9. Let your food come to room temperature before grilling*, and then let it rest ten minutes after cooking.
Wolfgang Puck, chef and restaurateur, says that “Allowing the meat to come to room temperature is one of the most important parts of grilling that home cooks often forget. This will lessen the steak’s cooking time and help perfect an evenly cooked piece of meat. If the steak is cold when you put it on the grill, it will overcook the outer part of the meat, drying it out while you wait to cook the internal part of the meat to the desired temperature.” Also, letting the meat rest after cooking for about ten minutes will ensure the redistribution of the juices and ultimately a better flavor.
Additional tip*: Don’t leave the meat out at room temperature for more than an hour in case bacteria begin to grow.
10. Add some oil to your favorite dry rubs
Heather Thomas, our Ecommerce Marketing Specialist, recommends coating a dry rub lightly with olive oil to “…seal in the flavors during the marination process and lessen spice loss while flipping. In my experience, it also has the added benefit of changing up the texture of cooked meat to be a bit crispier on the outside and juicier on the inside, especially when combined with fresh garlic.”
11. Use a Dutch oven or a large pot with a lid when transporting your cooked meats inside
Brad Dorcik, one of our online merchandisers, recommends this tip to keep your cooked food “moist, juicy, and warm until it’s time to chow down.”
12. Throw a grill cover on!
What better way to protect what you love most than by covering it? Adding a grill cover to your grill reduces the risk of your grill rusting, as well as protects it from weathering and damage from UV rays. We recommend these products for optimum protection from the elements and an enjoyable grill experience. Also, check out one of our earlier blog posts on how to measure your grill for a cover.

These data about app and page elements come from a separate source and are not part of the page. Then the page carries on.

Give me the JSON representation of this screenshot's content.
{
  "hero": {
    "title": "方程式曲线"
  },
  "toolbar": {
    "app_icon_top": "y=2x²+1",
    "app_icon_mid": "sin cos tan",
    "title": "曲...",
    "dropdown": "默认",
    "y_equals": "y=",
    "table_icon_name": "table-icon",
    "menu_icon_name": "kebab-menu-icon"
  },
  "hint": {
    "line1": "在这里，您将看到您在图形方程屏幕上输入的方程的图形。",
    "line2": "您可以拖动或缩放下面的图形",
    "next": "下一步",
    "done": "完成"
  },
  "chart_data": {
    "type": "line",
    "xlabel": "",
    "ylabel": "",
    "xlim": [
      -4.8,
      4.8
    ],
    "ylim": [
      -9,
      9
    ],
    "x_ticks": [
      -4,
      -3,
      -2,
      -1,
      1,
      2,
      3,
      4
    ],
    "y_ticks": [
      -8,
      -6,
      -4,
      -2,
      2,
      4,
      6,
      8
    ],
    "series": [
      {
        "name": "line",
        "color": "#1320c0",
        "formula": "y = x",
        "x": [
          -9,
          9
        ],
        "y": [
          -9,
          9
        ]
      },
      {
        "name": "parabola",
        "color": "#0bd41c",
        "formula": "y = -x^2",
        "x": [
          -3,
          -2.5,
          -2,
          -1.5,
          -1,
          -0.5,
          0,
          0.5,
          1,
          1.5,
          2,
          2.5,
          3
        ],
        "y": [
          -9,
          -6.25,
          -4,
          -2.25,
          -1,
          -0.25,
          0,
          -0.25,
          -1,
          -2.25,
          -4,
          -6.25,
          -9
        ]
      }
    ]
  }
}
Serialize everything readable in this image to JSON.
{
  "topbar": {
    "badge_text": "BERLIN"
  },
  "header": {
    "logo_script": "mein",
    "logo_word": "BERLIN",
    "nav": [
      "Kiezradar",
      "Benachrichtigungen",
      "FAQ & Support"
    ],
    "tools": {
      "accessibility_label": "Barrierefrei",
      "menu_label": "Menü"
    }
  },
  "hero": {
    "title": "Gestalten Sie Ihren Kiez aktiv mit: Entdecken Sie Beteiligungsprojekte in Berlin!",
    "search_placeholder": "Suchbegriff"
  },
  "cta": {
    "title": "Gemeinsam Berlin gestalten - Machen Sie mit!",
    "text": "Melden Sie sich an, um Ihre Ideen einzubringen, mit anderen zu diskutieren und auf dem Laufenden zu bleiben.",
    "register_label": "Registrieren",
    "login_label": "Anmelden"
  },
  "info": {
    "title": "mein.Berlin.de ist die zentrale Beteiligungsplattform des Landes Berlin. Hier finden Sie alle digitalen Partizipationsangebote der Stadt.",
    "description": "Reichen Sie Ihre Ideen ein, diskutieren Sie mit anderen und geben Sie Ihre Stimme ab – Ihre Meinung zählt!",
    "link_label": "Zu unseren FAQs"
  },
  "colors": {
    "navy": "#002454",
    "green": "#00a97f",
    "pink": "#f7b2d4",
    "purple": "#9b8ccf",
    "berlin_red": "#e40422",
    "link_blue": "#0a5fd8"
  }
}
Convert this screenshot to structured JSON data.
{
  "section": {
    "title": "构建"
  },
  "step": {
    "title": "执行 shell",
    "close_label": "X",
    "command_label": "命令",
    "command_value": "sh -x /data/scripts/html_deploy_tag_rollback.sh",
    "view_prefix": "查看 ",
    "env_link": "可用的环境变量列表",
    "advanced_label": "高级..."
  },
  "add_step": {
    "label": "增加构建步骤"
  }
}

Consider putting these tips and tricks to the test for any fun, outdoor grill experience you’re planning for the Fourth of July, and for the rest of national grilling month. Happy grilling!